**THE TASK**
Go through the lines below. Copy those with "this".

Start of PROVIDED RECORDS

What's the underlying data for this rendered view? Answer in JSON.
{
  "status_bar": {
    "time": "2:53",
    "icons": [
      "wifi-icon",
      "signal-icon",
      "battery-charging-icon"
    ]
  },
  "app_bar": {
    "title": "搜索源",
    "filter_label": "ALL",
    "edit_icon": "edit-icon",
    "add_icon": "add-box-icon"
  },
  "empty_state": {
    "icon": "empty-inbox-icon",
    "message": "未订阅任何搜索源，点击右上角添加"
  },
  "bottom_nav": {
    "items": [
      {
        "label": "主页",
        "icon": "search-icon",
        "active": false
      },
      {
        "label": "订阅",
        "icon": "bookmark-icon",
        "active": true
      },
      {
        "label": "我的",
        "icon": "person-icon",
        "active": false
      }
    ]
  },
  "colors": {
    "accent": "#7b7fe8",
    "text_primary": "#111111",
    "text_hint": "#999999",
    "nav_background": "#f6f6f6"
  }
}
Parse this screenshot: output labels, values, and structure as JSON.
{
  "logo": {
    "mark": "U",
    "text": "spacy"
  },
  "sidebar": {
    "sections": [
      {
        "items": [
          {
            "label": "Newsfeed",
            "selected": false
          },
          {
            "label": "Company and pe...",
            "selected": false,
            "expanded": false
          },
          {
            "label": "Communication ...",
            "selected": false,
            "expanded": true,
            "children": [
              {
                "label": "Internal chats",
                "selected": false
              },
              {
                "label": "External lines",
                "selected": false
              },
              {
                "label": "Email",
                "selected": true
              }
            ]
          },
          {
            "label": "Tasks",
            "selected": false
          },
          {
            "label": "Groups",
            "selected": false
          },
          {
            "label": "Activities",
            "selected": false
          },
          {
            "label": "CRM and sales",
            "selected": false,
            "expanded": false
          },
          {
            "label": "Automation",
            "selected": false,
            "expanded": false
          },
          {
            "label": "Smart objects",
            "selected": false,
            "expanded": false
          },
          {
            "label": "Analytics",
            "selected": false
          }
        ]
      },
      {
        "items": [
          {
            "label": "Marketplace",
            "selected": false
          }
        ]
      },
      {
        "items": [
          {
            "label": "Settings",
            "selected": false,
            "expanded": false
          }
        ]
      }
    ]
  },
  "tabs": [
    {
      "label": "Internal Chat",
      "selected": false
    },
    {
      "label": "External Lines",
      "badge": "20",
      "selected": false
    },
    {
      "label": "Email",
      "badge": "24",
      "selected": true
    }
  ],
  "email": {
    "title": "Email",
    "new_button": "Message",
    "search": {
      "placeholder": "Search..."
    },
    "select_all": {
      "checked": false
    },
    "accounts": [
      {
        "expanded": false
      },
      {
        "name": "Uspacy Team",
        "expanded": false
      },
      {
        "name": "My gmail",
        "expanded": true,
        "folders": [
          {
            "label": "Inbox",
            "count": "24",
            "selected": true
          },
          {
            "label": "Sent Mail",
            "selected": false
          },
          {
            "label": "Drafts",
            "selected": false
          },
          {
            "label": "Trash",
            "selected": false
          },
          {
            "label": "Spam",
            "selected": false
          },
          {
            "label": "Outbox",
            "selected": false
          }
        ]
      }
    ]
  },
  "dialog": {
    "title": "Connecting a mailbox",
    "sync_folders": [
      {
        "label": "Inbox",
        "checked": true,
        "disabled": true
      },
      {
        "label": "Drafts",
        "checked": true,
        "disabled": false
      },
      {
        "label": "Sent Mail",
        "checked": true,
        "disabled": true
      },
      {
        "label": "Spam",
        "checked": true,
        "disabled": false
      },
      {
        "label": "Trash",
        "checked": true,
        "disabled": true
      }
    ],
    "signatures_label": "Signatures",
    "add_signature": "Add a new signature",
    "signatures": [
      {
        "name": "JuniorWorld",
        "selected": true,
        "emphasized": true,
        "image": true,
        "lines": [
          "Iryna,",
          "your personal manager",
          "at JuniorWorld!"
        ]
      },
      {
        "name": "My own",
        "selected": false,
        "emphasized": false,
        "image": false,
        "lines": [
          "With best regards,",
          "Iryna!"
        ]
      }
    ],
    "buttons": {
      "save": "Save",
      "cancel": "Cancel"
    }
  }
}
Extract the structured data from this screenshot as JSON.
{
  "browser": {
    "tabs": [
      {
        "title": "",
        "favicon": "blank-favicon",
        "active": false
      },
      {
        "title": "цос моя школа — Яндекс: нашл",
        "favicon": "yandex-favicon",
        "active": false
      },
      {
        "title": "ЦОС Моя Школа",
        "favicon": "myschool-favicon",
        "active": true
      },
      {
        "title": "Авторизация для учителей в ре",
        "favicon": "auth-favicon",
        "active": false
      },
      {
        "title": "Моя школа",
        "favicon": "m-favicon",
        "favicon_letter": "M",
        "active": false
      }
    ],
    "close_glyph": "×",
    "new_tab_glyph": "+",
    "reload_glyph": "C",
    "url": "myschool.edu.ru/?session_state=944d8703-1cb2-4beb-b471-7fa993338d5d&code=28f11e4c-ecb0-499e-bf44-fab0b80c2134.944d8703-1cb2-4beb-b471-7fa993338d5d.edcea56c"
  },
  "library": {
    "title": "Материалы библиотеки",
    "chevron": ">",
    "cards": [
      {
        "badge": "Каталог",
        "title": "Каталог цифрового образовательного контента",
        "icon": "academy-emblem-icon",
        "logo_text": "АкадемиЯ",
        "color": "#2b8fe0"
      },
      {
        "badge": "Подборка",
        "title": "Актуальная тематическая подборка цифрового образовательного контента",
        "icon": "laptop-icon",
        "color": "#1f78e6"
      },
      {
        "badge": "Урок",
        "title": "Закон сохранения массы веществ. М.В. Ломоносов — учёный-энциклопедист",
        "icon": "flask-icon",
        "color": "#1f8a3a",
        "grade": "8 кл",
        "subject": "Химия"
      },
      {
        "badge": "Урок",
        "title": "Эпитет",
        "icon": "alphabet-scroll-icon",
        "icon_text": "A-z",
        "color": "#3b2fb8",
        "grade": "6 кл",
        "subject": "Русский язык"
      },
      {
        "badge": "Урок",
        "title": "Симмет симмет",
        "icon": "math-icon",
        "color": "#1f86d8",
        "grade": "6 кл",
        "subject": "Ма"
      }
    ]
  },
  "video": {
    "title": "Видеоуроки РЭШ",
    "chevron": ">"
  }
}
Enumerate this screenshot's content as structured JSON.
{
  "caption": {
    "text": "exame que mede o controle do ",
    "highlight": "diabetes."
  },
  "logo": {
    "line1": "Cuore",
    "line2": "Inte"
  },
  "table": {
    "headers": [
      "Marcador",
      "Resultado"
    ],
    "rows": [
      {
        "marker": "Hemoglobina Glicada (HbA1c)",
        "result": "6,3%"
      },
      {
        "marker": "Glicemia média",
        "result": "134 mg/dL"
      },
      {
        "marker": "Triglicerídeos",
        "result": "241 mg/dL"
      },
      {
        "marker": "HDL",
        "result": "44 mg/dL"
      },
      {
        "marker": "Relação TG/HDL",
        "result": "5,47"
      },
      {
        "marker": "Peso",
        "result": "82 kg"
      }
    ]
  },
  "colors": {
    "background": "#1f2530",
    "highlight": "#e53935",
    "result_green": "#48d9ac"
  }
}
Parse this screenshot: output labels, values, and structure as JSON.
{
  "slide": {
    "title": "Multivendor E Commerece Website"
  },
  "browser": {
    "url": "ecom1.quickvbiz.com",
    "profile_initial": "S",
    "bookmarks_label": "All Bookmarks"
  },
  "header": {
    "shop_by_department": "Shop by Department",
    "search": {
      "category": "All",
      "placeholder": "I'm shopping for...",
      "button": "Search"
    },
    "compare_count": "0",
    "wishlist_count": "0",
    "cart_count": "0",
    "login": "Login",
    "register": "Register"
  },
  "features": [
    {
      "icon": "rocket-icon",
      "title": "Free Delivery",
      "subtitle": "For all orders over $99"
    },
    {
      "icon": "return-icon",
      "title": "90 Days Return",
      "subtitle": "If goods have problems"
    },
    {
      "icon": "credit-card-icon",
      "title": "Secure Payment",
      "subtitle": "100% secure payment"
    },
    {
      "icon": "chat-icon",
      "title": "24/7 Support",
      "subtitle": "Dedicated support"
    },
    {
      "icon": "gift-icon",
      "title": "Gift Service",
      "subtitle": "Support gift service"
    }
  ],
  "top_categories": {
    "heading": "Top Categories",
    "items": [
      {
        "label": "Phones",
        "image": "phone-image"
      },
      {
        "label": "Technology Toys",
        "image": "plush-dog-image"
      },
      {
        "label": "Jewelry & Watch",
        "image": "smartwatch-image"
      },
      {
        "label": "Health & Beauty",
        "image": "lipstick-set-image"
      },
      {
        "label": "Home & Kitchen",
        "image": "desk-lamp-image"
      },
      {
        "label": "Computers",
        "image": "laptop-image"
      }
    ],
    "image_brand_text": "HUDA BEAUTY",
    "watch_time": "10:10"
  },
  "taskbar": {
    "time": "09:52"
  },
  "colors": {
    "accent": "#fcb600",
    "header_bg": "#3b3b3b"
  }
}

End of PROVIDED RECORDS

**RESPONSE**
What's the underlying data for this rendered view? Answer in JSON.
Parse this screenshot: output labels, values, and structure as JSON.
Extract the structured data from this screenshot as JSON.
Enumerate this screenshot's content as structured JSON.
Parse this screenshot: output labels, values, and structure as JSON.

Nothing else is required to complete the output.